Gated Living – Pros and Cons
When first shopping for real estate in San Miguel I was thrilled to learn about the virtual absence of Property Owners’ Associations (POAs). For nearly all home or office building owners, POAs are simply part of life in the US. I was happy to learn that here in San Miguel I’d no longer being paying thousands each year to ensure a third party vendor made a good profit for lining up the occasional snow plow. Or spend any more time in meetings with my neighbors discussing the merits of taupe versus bone for the backing of drapes that faced the street.
The US has a twisted history with POAs. As late as the 1940s a POA’s regulations superseded state or federal law allowing such things as ownership being available only to Caucasians. This only ended, first in California, with the case brought forth by Oscar-winning actress Hattie McDaniel, famous for playing Mammy in Gone With the Wind. Her Los Angeles neighborhood’s POA didn’t allow women of color to own property there. Well, until Mammy moved into the big house.
San Miguel’s relationship with POA’s is similarly complex, and often race-oriented. To have a POA the developer agrees to set aside a certain amount of land formerly used for orchards, for parks. In return, every property’s deed is listed as a condominium (even if a standalone home) and forced to pay into a POA normally run by the developer. It’s a nice future income stream for the developer once the properties have sold.
Unfortunately few developers want to give away income producing property for a park so they, or the neighbors themselves, try to shoe-in a POA at a later date with varied results. El Paradiso, Los Labraodres, Villas Antigua and my own tiny neighborhood have all had difficulties trying to form a POA wanna-be down road. (It can be done legally if the developer will set aside the park land and 90% of the home owners pay to have their deeds re-written. From the tone of folks at City Hall I’m assuming this never happens.)

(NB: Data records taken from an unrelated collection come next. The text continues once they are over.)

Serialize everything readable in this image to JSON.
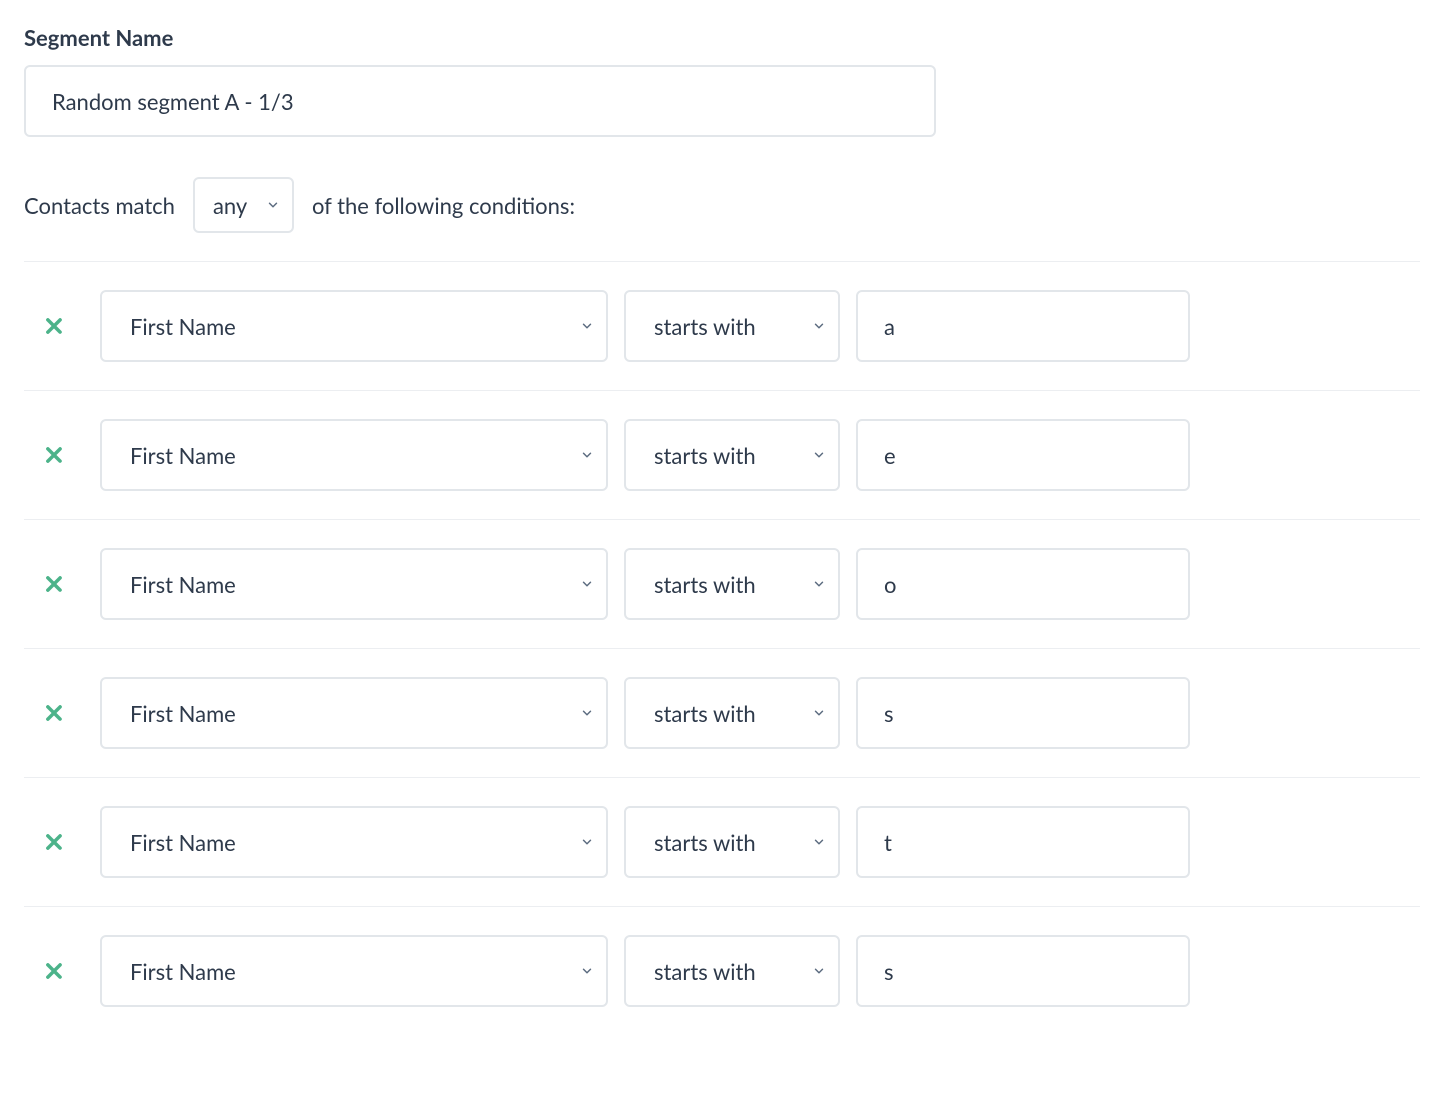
{
  "segment_name_label": "Segment Name",
  "segment_name_value": "Random segment A - 1/3",
  "match_prefix": "Contacts match",
  "match_mode": "any",
  "match_suffix": "of the following conditions:",
  "conditions": [
    {
      "field": "First Name",
      "operator": "starts with",
      "value": "a"
    },
    {
      "field": "First Name",
      "operator": "starts with",
      "value": "e"
    },
    {
      "field": "First Name",
      "operator": "starts with",
      "value": "o"
    },
    {
      "field": "First Name",
      "operator": "starts with",
      "value": "s"
    },
    {
      "field": "First Name",
      "operator": "starts with",
      "value": "t"
    },
    {
      "field": "First Name",
      "operator": "starts with",
      "value": "s"
    }
  ]
}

For me, I was the first family in our tiny cluster of spec homes for sale. I enjoyed having school kids pass by on their way to school or play soccer in the fields. A few years later I had a handful of neighbors who did not so they placed a gate on the only car entrance in, though the surrounding fields were all open access to anyone. My neighbors, who had brought houses with garages on the very border of Centro, wanted a guard paid to make sure no one parked in front of their house even during the 10 months of year they weren’t here. Plus they wanted me, to pay for it. Obviously I bowed out of that opportunity.
But it was exactly the opportunity one of the developer’s cousins liked. Liking so much he fired the neighbors’ guard, placed his own guard and wanted paid monthly for his guard’s services. What exactly the services were escaped me. Not being fenced, access was free and easy. Plus I understood that as the cousin built spec houses himself the gate blocked access to municipal employees checking for permits or the Ecology Department fining for the trees cut down. Fine, that’s his business, but it was now also mine.
Legally, of course, you can’t block anyone’s access to their home, or anyone coming to see them. But, realistically, you can make access very difficult especially if you’ve a dark skin tone. Countless times my darker students, delivery folks or pals are denied access. The door man even forced a 93 year old grandmother to walk 15 minutes instead of continuing in her taxi because of her skin tone.
Now my neighbors will argue the door man provides security but the recent rash of home invasions has dispelled that myth. Folks tend to ignore that if someone is recording when you come and go that right there is your biggest security breech. And if your job is opening and closing a gate, you’ve some time on your hands to gossip. I’m amazed how often the lady at the tienda tells me gossip about my neighbors, and myself, including when we aren’t home.
The bottom line, if your property isn’t part of a POA as explained in your deed, yet you’ve folks asking for monthly money it’s strictly a volunteer effort on your part. If you feel the services, if any, are worth the cost, pay up. If not, don’t. But whether you contribute or not, slapping up a gate does not provide security, but rather a type of security risk. In today’s rough and tumble world of international relationships, a group of foreigners (including Mexicans from outside of San Miguel) feeling entitled to deny parking on public streets, or access to dark-skinned people, generates whole new opportunities for discourse.